-- Opening Marker --

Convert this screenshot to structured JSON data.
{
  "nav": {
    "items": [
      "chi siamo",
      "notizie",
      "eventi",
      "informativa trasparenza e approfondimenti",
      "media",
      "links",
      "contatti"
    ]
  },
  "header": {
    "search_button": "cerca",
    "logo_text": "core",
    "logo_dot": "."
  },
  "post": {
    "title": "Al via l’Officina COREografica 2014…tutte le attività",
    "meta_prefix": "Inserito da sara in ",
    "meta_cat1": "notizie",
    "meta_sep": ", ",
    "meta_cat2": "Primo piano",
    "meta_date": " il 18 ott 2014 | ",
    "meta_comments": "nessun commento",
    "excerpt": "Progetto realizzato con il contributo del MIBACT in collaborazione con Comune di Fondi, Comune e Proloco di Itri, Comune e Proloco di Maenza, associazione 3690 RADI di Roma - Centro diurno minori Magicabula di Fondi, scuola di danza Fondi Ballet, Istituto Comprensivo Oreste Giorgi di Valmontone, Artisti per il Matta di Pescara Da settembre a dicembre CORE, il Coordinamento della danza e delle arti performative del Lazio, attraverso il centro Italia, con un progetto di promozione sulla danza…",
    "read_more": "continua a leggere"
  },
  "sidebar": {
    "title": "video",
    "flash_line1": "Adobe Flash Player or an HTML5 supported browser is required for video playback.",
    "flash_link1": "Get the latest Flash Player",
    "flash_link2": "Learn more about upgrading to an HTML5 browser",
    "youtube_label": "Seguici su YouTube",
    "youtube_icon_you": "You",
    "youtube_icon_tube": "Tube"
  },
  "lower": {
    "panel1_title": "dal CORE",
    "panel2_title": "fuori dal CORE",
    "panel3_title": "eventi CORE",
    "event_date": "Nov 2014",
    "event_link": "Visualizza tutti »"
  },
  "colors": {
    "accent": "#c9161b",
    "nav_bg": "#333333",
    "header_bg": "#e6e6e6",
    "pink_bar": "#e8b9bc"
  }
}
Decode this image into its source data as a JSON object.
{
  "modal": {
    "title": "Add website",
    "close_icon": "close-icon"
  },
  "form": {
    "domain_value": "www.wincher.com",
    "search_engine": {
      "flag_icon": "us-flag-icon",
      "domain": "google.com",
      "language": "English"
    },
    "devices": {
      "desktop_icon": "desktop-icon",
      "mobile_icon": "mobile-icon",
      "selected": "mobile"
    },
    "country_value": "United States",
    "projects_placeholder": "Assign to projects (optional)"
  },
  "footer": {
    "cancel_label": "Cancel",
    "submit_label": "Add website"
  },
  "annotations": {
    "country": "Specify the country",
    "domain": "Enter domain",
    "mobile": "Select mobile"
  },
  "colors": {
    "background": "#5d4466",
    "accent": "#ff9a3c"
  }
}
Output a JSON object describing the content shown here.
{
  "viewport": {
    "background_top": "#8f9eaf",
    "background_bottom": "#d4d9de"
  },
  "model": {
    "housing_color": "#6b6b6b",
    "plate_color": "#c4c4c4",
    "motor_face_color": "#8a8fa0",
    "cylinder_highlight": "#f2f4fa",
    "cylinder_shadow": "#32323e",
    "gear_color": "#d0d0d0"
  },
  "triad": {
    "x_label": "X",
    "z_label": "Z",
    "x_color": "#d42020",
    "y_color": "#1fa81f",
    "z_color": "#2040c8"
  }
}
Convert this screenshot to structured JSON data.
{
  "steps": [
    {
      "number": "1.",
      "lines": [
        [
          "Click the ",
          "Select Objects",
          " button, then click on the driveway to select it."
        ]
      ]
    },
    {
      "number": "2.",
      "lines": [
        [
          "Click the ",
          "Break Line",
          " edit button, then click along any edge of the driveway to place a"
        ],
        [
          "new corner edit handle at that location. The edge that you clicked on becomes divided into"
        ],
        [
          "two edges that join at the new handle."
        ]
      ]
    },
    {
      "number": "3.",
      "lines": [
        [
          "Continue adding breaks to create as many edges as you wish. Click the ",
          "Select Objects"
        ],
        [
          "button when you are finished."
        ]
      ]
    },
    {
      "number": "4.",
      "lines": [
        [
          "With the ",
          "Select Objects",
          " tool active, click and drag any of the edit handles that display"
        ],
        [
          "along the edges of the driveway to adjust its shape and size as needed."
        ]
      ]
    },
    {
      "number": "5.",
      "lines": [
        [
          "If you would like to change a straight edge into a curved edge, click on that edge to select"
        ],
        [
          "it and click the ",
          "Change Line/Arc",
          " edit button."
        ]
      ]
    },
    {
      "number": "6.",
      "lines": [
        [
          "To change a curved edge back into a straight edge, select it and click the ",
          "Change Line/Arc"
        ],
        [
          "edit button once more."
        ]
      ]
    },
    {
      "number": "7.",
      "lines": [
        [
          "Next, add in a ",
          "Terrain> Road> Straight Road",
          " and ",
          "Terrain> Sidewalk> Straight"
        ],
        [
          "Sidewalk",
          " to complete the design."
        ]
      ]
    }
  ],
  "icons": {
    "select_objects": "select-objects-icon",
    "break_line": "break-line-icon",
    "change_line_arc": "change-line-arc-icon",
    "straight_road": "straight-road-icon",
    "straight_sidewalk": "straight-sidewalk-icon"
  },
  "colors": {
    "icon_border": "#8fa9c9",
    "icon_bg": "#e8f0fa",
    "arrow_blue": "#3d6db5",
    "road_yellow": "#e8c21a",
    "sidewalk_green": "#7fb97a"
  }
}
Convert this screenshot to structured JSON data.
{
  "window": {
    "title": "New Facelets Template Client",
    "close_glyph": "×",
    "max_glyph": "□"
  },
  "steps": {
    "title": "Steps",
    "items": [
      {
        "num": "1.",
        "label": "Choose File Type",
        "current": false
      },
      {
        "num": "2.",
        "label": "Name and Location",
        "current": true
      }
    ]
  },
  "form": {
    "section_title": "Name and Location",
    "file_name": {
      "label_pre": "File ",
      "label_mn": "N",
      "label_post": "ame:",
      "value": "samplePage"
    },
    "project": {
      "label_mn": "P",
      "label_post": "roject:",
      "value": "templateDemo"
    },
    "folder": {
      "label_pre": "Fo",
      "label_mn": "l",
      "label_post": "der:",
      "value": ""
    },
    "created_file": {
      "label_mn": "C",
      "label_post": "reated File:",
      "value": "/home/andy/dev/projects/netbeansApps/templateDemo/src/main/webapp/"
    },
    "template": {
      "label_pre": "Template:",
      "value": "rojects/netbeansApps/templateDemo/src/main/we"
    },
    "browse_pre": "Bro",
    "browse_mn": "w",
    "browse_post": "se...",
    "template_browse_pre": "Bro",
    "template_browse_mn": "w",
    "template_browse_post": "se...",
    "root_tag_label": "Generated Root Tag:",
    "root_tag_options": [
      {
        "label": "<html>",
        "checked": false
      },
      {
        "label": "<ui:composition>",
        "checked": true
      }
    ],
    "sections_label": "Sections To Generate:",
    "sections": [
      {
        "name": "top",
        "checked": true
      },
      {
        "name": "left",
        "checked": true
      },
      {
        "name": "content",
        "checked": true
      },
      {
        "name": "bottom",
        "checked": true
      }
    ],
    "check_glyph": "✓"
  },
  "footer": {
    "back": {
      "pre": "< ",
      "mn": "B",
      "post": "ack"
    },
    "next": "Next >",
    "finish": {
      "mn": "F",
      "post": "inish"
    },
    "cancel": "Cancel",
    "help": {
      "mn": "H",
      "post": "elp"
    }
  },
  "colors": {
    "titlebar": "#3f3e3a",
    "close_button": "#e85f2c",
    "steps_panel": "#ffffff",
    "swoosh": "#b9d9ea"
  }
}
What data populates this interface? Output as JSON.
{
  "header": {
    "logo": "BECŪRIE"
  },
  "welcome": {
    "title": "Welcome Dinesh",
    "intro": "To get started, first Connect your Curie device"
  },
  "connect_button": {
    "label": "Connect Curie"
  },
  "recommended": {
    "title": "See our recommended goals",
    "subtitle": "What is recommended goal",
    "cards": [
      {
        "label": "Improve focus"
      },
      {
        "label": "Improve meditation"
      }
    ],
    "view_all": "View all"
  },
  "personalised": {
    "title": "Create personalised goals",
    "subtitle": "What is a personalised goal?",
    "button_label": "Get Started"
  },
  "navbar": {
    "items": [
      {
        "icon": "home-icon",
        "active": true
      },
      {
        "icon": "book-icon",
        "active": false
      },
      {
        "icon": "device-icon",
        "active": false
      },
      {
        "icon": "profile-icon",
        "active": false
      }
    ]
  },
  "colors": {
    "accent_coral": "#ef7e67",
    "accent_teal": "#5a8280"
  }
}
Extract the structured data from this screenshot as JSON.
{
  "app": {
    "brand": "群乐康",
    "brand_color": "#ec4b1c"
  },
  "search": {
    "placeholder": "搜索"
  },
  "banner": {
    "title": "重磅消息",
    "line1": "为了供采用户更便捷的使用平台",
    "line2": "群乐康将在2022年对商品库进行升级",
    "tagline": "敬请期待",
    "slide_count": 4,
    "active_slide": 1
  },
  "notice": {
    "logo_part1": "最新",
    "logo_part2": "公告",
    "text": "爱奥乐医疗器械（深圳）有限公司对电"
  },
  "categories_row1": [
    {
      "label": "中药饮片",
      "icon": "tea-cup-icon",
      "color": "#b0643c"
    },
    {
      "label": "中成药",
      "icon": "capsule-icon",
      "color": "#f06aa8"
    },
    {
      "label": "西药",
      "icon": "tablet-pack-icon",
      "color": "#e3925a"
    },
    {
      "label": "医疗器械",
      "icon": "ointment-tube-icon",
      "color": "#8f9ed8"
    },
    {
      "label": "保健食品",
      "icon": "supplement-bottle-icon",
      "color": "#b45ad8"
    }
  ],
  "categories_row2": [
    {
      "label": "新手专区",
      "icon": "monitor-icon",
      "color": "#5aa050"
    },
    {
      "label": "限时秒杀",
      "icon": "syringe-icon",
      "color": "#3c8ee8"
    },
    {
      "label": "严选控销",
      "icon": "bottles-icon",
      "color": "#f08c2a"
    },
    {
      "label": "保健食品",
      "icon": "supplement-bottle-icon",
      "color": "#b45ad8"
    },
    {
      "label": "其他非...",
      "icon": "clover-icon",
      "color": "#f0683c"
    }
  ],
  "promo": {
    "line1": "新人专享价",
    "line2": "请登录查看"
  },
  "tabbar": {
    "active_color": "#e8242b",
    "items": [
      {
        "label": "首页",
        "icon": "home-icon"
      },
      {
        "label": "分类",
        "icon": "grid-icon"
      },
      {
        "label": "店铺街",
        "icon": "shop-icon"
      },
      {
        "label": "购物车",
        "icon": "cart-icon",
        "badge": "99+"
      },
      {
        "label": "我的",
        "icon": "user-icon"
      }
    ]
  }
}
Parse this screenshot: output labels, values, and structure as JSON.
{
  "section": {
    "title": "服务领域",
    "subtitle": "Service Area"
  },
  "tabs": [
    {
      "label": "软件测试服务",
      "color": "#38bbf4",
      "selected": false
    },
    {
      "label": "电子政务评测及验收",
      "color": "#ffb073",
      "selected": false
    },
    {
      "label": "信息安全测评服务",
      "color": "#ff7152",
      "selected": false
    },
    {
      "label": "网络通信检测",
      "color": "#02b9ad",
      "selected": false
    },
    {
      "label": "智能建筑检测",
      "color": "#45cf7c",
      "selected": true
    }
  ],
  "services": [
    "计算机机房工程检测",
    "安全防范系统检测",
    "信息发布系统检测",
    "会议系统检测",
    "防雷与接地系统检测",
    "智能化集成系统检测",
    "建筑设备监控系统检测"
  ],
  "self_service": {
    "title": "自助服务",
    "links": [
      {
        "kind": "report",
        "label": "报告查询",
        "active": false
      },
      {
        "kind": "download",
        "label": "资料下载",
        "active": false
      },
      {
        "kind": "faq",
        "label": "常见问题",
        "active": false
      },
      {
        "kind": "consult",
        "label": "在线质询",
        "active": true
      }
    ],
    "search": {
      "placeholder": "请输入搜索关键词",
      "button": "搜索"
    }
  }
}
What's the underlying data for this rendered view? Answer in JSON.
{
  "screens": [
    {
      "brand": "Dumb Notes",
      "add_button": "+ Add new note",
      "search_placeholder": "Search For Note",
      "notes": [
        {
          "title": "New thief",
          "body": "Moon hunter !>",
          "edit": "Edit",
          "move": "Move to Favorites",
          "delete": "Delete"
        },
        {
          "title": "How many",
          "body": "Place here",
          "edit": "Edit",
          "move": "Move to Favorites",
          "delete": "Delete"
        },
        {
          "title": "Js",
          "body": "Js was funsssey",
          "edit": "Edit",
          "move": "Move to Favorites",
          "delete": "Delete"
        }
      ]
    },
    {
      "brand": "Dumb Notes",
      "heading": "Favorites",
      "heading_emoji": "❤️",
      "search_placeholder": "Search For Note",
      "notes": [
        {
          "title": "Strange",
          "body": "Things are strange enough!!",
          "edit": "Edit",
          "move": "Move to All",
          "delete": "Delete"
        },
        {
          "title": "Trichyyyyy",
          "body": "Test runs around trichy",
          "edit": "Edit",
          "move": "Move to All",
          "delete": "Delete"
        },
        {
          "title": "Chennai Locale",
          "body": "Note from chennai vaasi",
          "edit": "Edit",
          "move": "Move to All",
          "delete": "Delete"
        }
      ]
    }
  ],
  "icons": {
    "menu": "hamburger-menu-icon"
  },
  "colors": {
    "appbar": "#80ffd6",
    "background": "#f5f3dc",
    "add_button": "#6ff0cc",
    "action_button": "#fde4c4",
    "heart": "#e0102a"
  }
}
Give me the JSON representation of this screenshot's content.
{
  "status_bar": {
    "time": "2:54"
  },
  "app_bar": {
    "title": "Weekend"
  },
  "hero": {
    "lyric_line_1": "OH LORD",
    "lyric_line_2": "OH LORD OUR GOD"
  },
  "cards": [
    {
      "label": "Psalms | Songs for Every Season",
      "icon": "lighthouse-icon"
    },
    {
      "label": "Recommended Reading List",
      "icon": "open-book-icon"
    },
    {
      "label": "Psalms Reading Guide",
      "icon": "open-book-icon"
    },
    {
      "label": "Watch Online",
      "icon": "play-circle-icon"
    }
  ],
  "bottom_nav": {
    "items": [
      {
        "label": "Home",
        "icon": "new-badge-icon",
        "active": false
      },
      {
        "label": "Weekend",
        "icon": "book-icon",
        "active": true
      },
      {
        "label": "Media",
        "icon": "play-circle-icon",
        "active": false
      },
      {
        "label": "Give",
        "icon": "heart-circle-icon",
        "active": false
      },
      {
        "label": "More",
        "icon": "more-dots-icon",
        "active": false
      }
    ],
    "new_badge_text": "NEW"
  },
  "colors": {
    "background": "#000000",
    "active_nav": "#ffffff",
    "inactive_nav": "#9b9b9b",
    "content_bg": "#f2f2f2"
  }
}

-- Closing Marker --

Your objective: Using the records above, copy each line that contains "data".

Task solution:
Convert this screenshot to structured JSON data.
Decode this image into its source data as a JSON object.
Convert this screenshot to structured JSON data.
Convert this screenshot to structured JSON data.
What data populates this interface? Output as JSON.
Extract the structured data from this screenshot as JSON.
What's the underlying data for this rendered view? Answer in JSON.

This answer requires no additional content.